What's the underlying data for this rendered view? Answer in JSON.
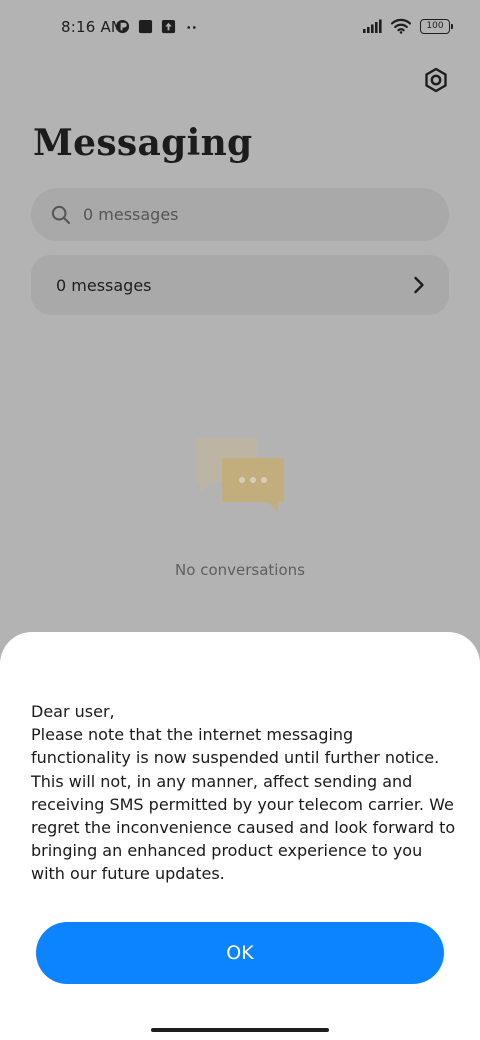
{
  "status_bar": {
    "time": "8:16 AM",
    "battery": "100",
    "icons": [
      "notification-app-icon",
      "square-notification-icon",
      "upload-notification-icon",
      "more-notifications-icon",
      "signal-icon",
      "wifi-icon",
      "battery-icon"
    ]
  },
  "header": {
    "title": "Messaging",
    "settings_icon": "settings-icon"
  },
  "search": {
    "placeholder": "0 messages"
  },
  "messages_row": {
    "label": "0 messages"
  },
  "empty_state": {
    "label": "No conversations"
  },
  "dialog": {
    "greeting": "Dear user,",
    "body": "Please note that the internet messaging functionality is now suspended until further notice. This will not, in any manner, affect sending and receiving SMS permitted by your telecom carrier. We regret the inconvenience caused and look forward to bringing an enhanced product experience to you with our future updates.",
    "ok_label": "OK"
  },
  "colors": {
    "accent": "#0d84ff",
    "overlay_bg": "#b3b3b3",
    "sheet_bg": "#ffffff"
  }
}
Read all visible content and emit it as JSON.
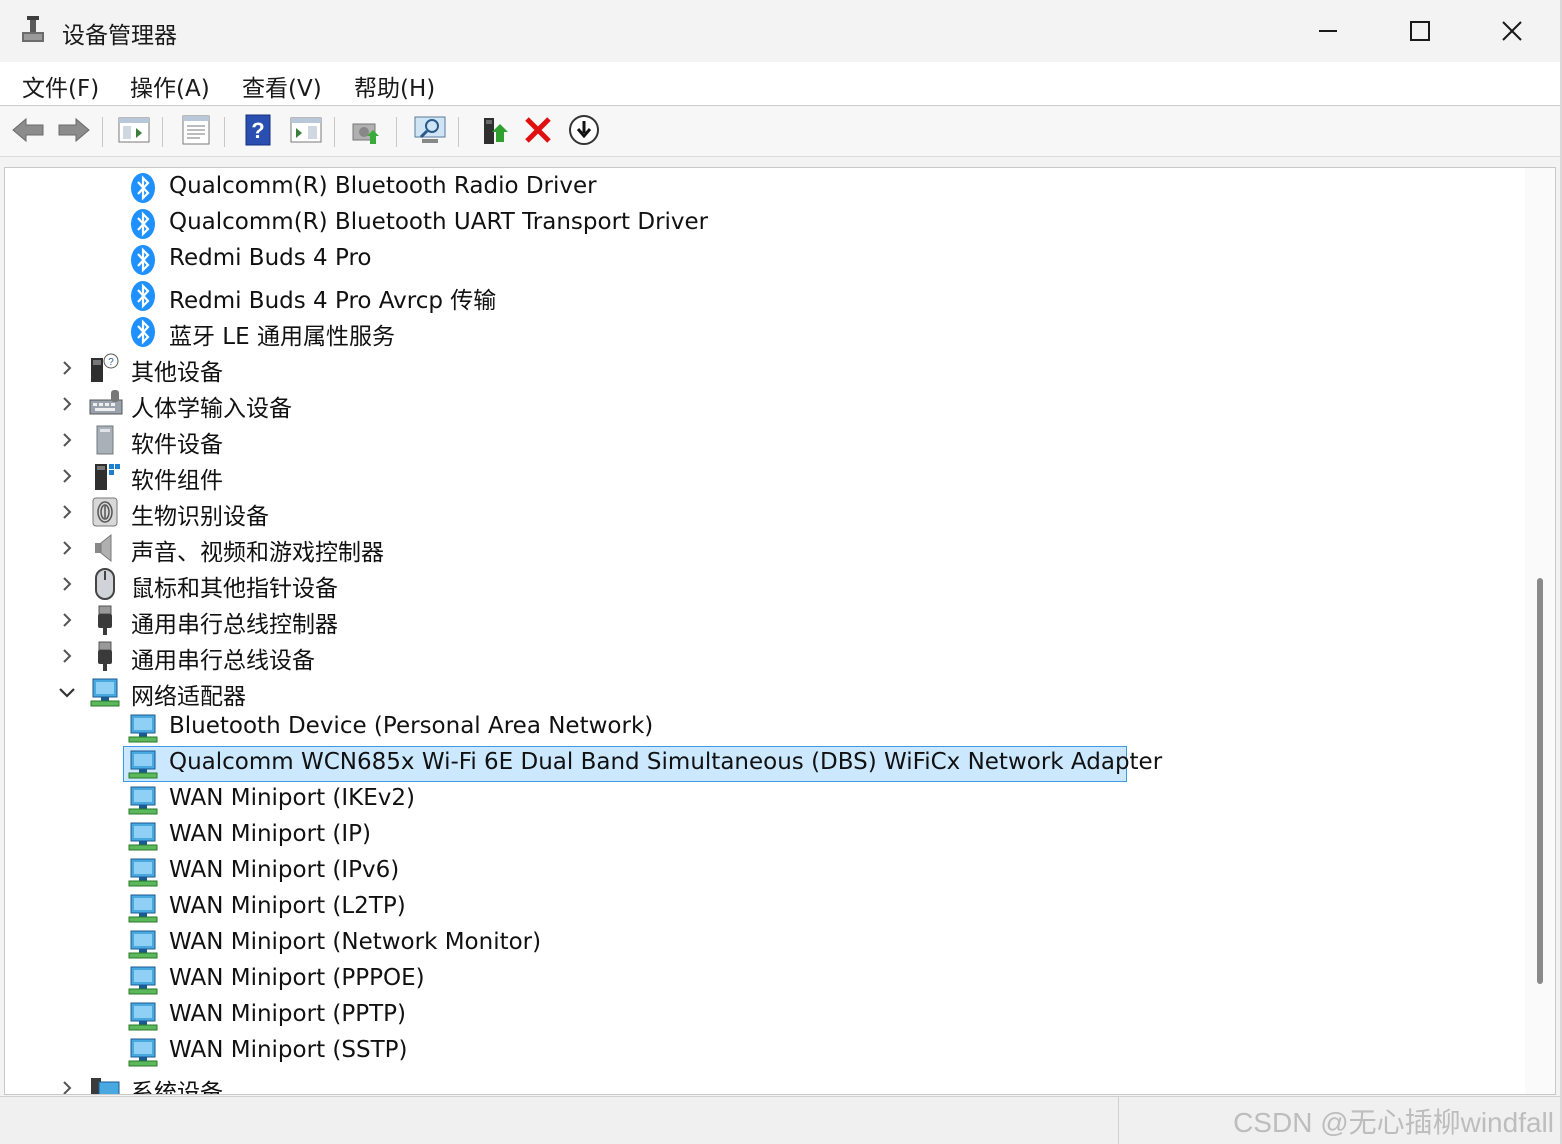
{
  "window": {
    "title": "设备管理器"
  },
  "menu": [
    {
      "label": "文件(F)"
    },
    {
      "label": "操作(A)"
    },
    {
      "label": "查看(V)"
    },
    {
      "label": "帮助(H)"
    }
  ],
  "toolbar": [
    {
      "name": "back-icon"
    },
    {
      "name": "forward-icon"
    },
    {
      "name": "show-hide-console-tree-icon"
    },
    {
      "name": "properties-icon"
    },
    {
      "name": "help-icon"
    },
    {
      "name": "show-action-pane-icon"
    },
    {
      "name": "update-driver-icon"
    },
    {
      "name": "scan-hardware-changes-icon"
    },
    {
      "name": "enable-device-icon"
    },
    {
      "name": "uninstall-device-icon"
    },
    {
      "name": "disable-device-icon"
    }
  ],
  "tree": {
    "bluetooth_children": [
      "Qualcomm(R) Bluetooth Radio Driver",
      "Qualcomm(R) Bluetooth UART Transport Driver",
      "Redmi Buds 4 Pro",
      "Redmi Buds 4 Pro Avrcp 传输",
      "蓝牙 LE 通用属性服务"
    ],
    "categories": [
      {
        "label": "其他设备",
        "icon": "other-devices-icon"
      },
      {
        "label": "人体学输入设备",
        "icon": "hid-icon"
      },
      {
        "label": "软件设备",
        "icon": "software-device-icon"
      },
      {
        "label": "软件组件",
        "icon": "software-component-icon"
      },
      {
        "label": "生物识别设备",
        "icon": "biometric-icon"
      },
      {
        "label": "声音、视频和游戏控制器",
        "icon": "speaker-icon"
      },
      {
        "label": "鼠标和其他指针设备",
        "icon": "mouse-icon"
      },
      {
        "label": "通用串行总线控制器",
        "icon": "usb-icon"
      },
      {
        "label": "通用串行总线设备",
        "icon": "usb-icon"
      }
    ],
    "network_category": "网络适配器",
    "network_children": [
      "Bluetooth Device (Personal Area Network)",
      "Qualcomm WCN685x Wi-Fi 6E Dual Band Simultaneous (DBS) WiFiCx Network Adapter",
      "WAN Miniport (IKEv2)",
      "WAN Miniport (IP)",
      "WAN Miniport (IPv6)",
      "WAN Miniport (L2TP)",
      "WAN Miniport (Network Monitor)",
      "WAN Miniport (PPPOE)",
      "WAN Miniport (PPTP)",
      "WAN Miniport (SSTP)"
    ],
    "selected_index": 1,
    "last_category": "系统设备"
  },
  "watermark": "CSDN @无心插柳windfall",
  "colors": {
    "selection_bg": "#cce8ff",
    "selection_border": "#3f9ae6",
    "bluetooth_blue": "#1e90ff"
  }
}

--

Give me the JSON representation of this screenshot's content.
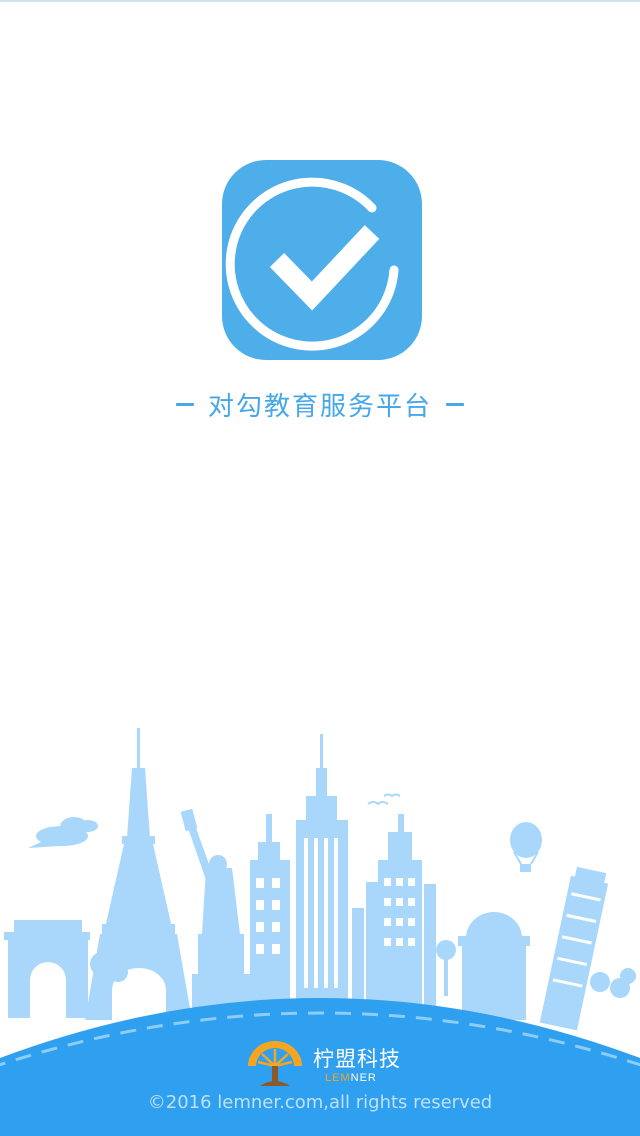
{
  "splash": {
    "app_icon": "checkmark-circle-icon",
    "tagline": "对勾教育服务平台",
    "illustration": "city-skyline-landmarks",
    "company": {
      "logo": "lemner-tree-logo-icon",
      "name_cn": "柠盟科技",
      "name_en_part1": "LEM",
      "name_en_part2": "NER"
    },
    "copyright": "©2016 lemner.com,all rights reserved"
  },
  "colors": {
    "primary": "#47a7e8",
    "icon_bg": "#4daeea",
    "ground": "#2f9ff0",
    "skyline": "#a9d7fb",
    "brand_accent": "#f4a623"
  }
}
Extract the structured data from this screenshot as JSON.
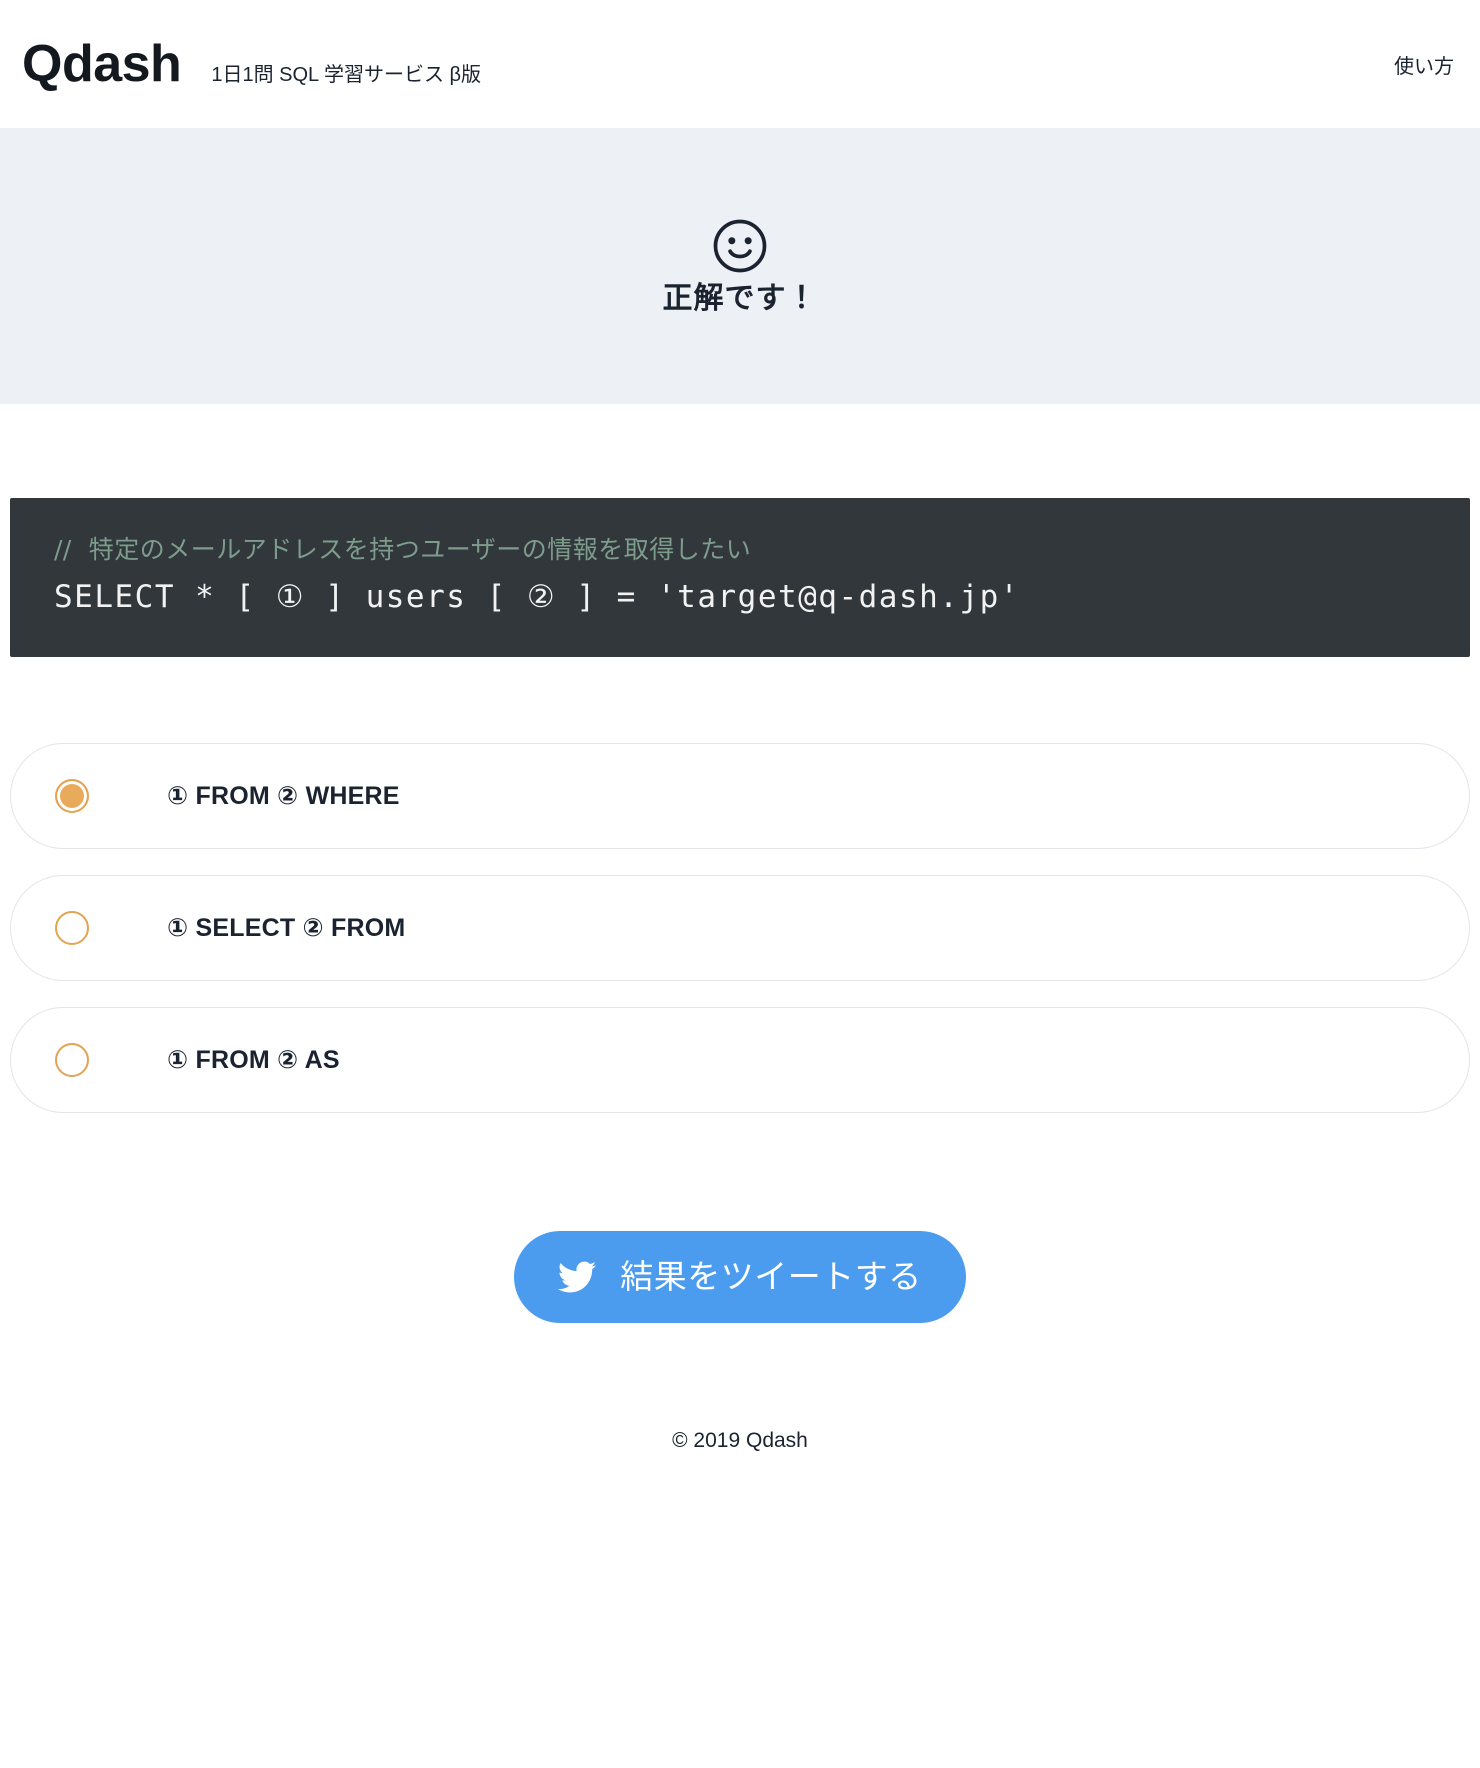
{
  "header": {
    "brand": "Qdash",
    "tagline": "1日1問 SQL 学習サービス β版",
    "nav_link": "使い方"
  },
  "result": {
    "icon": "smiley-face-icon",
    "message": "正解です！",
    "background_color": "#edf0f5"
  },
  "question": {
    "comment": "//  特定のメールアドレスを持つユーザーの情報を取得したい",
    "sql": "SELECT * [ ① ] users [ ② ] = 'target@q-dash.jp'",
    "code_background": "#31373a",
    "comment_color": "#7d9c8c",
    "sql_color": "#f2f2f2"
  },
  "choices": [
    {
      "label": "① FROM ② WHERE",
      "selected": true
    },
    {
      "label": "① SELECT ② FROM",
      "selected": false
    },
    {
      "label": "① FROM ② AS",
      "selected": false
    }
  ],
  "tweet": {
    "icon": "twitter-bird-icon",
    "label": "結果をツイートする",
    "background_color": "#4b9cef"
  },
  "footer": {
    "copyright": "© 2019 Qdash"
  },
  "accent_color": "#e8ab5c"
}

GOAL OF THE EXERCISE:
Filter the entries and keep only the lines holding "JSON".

ANSWER SECTION:
What's the underlying data for this rendered view? Answer in JSON.
Read all visible content and emit it as JSON.
Give me the JSON representation of this screenshot's content.
Extract the structured data from this screenshot as JSON.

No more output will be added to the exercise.